***** Supplied records *****

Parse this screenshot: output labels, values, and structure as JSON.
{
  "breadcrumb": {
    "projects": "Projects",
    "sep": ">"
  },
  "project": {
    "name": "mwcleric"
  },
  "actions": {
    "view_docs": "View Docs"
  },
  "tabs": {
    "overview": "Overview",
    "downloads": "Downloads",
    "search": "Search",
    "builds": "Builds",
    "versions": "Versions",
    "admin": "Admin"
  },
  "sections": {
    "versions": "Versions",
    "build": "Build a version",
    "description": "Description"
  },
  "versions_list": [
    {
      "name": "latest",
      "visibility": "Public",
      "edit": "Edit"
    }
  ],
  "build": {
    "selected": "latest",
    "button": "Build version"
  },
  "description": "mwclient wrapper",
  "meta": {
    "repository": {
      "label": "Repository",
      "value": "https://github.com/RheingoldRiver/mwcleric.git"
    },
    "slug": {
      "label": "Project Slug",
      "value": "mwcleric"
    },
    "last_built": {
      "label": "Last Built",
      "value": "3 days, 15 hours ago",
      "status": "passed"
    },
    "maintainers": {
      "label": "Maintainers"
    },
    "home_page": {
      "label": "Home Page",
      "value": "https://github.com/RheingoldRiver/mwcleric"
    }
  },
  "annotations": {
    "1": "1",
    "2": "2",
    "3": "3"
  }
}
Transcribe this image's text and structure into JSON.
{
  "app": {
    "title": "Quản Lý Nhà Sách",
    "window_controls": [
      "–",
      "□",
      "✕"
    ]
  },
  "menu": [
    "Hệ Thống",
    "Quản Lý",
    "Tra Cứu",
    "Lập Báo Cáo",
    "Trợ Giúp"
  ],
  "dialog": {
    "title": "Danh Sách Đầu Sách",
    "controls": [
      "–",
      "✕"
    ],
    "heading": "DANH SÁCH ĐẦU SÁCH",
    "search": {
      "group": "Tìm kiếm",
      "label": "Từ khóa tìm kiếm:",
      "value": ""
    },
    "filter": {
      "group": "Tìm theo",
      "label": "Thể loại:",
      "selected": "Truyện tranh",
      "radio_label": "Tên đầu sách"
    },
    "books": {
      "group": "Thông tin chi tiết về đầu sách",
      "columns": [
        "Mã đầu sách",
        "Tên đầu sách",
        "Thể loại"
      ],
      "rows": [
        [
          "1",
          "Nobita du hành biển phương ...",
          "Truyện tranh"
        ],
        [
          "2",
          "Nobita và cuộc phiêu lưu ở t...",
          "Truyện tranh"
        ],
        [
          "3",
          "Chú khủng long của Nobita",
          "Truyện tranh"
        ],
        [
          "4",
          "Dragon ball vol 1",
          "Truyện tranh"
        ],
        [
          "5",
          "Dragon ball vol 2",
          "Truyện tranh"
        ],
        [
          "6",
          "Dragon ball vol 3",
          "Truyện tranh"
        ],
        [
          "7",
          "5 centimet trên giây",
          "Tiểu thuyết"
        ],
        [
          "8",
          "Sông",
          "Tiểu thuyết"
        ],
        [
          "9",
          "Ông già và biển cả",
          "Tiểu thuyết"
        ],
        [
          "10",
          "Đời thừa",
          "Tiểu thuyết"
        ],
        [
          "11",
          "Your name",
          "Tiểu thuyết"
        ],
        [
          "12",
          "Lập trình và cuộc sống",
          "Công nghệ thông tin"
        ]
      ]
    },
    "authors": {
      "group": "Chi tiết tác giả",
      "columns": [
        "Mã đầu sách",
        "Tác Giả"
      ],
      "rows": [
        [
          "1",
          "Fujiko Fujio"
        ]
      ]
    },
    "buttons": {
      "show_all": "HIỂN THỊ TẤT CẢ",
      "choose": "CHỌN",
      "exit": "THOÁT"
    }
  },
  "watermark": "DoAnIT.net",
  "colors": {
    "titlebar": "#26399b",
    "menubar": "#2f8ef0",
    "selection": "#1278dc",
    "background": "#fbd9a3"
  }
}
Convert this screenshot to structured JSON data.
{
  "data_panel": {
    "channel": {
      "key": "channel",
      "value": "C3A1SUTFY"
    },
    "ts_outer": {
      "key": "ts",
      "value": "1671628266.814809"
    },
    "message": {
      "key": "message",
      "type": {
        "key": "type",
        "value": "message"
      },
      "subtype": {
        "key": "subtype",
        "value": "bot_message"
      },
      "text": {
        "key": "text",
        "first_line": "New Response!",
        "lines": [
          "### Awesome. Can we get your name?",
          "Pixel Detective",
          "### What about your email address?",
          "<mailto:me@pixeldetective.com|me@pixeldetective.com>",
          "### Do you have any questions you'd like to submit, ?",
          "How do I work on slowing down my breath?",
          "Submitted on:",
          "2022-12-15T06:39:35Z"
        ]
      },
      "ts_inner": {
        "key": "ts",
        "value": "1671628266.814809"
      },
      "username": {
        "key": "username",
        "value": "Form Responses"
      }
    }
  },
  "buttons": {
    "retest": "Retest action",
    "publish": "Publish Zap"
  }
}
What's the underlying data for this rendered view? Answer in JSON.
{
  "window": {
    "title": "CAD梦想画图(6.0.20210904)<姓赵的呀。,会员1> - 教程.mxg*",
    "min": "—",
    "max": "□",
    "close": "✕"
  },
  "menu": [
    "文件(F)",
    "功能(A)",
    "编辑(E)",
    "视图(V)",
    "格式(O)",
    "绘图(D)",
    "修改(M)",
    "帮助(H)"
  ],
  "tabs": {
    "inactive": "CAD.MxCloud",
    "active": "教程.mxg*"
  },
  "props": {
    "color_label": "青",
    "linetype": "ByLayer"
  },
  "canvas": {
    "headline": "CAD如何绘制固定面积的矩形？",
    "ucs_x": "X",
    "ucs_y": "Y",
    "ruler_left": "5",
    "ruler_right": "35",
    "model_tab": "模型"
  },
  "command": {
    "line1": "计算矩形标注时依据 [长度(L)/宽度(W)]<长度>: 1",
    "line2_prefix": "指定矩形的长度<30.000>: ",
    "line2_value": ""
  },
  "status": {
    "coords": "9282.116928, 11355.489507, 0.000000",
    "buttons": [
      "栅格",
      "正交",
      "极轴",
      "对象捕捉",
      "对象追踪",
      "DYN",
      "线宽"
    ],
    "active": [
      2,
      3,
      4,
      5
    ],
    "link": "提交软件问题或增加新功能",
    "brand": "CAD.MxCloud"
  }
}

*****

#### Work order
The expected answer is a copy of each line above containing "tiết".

#### Solution for this problem
      "group": "Thông tin chi tiết về đầu sách",
      "group": "Chi tiết tác giả",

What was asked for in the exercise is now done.